If you have lost your dog, they can likely survive for a short time in the wild, depending on their breed and natural instincts. The good news is that many lost dogs are recovered, so there is hope that you and your pet will be reunited soon.

Sara Payne
By Sara Payne

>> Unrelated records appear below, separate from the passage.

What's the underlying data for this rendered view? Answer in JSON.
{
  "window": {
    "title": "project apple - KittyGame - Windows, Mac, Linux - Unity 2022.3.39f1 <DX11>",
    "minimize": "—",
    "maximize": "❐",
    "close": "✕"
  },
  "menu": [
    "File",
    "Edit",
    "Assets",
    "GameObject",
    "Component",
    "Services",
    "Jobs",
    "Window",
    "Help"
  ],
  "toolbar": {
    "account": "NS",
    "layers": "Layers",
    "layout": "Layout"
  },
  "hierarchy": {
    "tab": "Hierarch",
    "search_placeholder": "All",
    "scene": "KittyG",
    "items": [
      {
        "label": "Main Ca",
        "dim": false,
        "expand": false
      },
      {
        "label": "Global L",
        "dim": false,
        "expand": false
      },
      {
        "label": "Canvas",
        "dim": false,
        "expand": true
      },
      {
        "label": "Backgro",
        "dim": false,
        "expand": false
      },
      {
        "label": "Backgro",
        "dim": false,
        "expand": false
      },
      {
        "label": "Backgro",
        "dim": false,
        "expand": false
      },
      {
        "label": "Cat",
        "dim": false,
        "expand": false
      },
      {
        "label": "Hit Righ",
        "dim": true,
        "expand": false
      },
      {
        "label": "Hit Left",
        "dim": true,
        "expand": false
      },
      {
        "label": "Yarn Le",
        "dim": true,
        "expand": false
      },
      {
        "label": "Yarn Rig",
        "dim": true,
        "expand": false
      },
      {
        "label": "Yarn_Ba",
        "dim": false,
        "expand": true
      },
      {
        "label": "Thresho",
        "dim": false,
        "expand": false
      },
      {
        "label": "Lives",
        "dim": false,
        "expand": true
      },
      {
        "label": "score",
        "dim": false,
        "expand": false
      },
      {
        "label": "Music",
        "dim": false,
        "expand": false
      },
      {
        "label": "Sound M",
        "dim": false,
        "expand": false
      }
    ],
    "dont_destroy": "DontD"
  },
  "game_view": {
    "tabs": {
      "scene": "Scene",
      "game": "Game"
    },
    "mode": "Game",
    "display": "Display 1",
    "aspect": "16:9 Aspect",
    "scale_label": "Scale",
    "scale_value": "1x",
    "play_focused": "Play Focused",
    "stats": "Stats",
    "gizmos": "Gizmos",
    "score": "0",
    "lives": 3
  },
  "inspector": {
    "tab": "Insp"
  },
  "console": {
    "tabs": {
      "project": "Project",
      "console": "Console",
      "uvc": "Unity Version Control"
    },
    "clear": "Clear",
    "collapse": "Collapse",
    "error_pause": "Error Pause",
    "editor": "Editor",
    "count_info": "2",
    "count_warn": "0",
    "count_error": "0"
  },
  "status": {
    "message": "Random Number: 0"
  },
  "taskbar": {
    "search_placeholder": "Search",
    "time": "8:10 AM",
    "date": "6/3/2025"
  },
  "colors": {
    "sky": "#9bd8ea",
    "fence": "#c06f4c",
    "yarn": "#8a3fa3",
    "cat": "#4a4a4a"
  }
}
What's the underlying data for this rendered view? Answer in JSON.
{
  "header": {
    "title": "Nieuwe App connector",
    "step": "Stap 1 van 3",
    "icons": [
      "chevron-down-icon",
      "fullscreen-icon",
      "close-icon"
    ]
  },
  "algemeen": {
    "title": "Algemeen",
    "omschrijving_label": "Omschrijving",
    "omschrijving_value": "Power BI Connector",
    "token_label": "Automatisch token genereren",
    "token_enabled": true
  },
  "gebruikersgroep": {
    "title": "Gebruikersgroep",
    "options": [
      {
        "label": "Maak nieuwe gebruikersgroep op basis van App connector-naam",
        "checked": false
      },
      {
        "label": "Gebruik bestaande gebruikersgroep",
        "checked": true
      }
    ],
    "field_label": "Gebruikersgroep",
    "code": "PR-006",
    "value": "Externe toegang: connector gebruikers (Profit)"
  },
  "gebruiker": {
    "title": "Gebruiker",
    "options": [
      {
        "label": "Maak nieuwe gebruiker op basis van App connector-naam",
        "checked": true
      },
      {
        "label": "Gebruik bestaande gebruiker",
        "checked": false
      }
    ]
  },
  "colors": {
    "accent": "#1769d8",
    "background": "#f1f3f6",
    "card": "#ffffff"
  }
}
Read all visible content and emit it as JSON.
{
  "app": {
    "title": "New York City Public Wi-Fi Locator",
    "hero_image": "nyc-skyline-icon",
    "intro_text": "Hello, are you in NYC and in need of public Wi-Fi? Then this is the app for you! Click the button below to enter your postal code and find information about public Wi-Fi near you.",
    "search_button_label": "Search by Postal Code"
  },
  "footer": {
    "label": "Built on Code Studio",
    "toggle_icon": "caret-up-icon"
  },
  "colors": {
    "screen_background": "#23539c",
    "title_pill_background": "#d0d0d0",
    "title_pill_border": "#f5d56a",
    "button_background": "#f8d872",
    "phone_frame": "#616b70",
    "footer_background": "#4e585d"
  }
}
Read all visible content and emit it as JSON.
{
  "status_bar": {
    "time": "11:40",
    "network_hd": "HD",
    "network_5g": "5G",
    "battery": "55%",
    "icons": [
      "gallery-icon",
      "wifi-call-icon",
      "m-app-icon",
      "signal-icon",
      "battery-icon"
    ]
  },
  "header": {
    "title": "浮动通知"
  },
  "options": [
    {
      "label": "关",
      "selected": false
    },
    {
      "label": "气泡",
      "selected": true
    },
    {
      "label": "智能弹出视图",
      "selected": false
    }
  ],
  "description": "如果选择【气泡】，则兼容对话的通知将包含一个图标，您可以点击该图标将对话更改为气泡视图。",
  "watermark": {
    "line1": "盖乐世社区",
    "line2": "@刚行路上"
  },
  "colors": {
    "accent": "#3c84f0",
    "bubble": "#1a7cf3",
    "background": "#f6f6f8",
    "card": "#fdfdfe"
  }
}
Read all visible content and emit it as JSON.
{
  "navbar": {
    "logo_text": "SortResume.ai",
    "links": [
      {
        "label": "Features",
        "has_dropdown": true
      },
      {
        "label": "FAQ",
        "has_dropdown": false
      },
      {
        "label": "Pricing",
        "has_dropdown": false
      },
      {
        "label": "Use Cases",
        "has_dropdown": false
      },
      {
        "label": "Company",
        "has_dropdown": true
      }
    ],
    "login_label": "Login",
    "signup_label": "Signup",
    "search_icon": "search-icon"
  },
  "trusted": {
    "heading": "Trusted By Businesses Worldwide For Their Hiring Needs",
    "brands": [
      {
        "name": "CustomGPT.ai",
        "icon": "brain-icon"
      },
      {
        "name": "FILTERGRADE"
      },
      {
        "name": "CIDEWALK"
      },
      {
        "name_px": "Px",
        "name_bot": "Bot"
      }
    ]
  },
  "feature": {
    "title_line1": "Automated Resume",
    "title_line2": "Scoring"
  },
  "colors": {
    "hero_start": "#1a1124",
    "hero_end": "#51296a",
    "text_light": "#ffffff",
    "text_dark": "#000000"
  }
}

Sara is a mother of two and a high school English teacher who rediscovered her love of writing during the pandemic. She has 5 rescue cats: Neville and Luna, who are white cats with black and grey spots, and Ginny, Blue, and Fairy, who are calicos. Besides taking care of humans and fur babies, Sara enjoys gardening, crafting, and spending time in nature.